“Actually, that was an important part that I was missing at the beginning. Putting everyone together has really changed the students’ experience, because they’re among their peers. It’s a very good synergy,” he added.
Adriana Canales was a student in the program in 2016.
“I had dreamed about working at an accelerator site since I was a child, and I finally got the opportunity to do it!” said Canales, now a Ph.D. student at Chalmers University of Technology in Sweden. “This experience also broadened my perspective of the world and gave me an opportunity to learn from other cultures and to share my own.”
During the program, she studied photocathodes, the material in an electron gun that emits electrons. The student in the program this summer, Victor Lizarraga-Rubio, is also studying photocathodes.
With Hernandez-Garcia as his mentor, Lizarraga-Rubio is developing techniques to grow photocathodes that could be used to make the next generation of electron guns capable of producing a current high enough for a proposed electron-ion collider.
“I really like the program, because we do a lot of fun stuff while learning a lot. The knowledge you can get from a professional is mind blowing,” said Lizarraga-Rubio, who currently attends the University of Sinaloa, where he’s the graduate student of Professor Valerio, the first student to go through the program.
“It’s a source of pride and joy for me to see the students over the years now becoming teachers and sending their own students,” Hernandez-Garcia said.
After the program, Valerio earned his Ph.D. and returned to Jefferson Lab as a visiting researcher in 2017. He used modeling to troubleshoot problems with the electron beam for a proposed electron-ion collider, helping the team achieve the world record for high current with a magnetized electron beam. He is also involved with the program this year, as the faculty mentor of the 2019 student participant at his home university.
Valerio isn’t the only student who went through the program to complete his doctoral degree. Nine students from the program have completed or are currently enrolled in graduate programs, and seven of those are in accelerator physics.
“The students pursuing a Ph.D. in accelerator physics are part of the group laying the foundation of this new field in Mexico,” Hernandez-Garcia said. “This program is beneficial not only for the students, but also because it is strengthening the field of accelerator physics. The work these students do is truly advancing the field to the benefit of scientists in U.S., Mexico, and worldwide.”
On a smaller scale, Hernandez-Garcia wants to continue to bring more bright students into the field of accelerator physics and perhaps grow the program to other national laboratories, providing as many students as possible with this life-changing opportunity, while providing the field of accelerator physics with bright young minds.

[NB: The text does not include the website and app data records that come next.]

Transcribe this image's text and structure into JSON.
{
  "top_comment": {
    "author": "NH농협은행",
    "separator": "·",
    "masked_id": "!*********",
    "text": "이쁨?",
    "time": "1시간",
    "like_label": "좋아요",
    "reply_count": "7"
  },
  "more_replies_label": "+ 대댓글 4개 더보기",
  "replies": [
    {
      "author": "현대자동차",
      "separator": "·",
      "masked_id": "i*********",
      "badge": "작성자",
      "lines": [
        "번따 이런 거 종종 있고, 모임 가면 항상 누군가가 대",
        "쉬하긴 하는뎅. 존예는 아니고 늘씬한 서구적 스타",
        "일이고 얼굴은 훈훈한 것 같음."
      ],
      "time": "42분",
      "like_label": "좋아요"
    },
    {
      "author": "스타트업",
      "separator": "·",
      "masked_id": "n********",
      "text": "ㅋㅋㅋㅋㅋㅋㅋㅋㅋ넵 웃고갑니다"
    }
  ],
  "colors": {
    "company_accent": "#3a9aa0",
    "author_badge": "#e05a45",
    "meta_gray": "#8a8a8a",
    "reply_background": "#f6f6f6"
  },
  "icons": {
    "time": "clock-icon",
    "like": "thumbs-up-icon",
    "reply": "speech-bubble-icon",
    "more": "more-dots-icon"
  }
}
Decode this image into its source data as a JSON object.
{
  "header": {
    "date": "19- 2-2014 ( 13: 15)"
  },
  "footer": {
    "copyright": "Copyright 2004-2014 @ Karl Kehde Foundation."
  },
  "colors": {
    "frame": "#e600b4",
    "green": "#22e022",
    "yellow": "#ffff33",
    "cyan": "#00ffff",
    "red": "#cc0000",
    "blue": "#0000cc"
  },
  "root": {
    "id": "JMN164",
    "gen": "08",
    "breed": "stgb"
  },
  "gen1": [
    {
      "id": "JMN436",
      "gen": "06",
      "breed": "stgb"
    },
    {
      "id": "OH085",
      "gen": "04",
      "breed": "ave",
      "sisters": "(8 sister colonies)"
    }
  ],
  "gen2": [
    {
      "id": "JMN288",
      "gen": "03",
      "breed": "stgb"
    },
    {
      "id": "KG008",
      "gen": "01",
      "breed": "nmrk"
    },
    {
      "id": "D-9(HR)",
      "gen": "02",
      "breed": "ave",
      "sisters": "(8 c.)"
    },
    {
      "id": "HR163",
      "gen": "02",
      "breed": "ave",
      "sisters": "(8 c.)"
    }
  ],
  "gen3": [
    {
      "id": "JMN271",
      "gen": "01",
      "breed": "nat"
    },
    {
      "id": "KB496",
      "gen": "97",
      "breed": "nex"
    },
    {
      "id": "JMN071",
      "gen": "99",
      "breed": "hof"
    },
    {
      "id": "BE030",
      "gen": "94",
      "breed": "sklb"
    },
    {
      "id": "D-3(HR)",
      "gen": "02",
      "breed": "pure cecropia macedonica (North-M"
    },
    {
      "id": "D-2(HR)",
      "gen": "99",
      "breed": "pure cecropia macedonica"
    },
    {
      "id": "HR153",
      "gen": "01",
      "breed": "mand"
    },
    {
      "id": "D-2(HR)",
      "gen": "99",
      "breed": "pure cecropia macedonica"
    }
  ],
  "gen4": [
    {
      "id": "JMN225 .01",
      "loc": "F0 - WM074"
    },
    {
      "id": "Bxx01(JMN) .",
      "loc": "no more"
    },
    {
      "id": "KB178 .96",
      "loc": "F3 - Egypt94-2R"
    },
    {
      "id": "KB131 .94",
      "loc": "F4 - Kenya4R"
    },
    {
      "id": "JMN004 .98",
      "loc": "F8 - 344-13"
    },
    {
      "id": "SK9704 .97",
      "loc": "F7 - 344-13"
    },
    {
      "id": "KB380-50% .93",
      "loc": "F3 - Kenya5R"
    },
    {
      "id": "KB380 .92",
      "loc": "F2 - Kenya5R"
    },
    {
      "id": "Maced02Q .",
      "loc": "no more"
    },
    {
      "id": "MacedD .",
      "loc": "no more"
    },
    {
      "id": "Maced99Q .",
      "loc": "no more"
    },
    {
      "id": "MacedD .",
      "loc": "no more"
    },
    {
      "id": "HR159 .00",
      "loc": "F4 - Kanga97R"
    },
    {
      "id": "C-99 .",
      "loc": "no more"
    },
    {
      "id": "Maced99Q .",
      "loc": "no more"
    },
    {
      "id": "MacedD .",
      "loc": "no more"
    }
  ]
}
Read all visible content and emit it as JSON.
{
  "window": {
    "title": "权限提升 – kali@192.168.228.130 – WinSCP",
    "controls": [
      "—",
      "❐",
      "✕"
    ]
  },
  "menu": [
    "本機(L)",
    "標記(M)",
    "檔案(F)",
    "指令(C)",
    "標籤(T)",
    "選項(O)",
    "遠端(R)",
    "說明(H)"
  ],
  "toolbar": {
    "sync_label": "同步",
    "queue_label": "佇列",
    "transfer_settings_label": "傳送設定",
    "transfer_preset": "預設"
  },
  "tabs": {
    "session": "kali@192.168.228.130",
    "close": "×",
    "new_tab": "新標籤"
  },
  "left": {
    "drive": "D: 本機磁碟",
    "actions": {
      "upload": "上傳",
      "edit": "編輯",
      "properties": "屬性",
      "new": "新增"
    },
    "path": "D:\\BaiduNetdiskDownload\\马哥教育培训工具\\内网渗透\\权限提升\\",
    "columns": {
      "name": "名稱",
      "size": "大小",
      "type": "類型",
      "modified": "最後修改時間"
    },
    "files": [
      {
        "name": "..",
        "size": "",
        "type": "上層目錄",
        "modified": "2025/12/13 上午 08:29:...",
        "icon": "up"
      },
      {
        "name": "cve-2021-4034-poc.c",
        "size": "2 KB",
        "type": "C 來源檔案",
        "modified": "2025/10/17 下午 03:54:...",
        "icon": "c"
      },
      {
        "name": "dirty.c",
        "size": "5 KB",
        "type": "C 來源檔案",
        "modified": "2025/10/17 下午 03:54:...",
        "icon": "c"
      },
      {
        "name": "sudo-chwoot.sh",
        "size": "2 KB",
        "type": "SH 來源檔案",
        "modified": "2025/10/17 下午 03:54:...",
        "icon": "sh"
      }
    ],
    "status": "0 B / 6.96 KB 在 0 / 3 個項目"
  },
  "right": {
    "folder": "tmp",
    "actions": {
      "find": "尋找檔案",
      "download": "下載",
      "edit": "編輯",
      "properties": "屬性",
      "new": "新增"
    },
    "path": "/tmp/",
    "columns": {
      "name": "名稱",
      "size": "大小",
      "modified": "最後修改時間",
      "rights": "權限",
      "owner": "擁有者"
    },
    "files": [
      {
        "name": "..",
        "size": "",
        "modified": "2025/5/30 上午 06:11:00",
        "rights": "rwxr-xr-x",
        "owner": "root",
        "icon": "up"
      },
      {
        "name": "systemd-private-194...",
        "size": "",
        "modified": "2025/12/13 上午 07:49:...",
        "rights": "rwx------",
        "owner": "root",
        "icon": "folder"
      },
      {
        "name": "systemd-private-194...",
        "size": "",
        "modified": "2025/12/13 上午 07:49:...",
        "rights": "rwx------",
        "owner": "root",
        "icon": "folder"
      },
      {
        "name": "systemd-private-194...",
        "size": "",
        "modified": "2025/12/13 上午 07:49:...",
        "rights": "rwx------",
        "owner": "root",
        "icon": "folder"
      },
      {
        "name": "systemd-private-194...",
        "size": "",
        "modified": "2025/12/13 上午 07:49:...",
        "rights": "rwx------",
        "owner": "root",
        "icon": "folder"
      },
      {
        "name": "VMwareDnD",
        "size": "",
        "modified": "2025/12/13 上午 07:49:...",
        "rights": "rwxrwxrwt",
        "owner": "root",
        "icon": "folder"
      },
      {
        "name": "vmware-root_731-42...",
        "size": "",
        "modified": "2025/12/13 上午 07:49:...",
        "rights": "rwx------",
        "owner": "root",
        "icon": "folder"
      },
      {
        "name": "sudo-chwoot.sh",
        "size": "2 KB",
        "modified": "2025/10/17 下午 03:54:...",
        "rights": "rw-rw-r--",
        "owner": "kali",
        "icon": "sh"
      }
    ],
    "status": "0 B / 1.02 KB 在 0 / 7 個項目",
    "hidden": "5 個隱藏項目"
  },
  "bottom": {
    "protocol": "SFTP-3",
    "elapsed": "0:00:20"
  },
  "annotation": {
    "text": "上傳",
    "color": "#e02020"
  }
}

“This amazing program helps us grow as scientists and as people, and I’m very grateful for having had the chance to experience it,” Canales said. “I’m particularly happy about having had the opportunity to work with Carlos. I learned a lot with him, both about physics and life.”
Gabriel Palacios-Serrano, a 2013 student of the program, also admires his mentor Hernandez-Garcia: “I am dead serious when I say he is my hero.”
Palacios-Serrano, who spent his summer measuring the efficiency of a photocathode, loved Jefferson Lab so much, he hasn’t left. He’s currently a research assistant in the Injectors and Sources Group and almost has his Ph.D. in engineering from Old Dominion University.
“This program was a dream come true for me,” he said. “It felt like every day was a victory.”
By Chris Patrick
Contact: Kandice Carter, Jefferson Lab Communications Office, 757-269-7263, firstname.lastname@example.org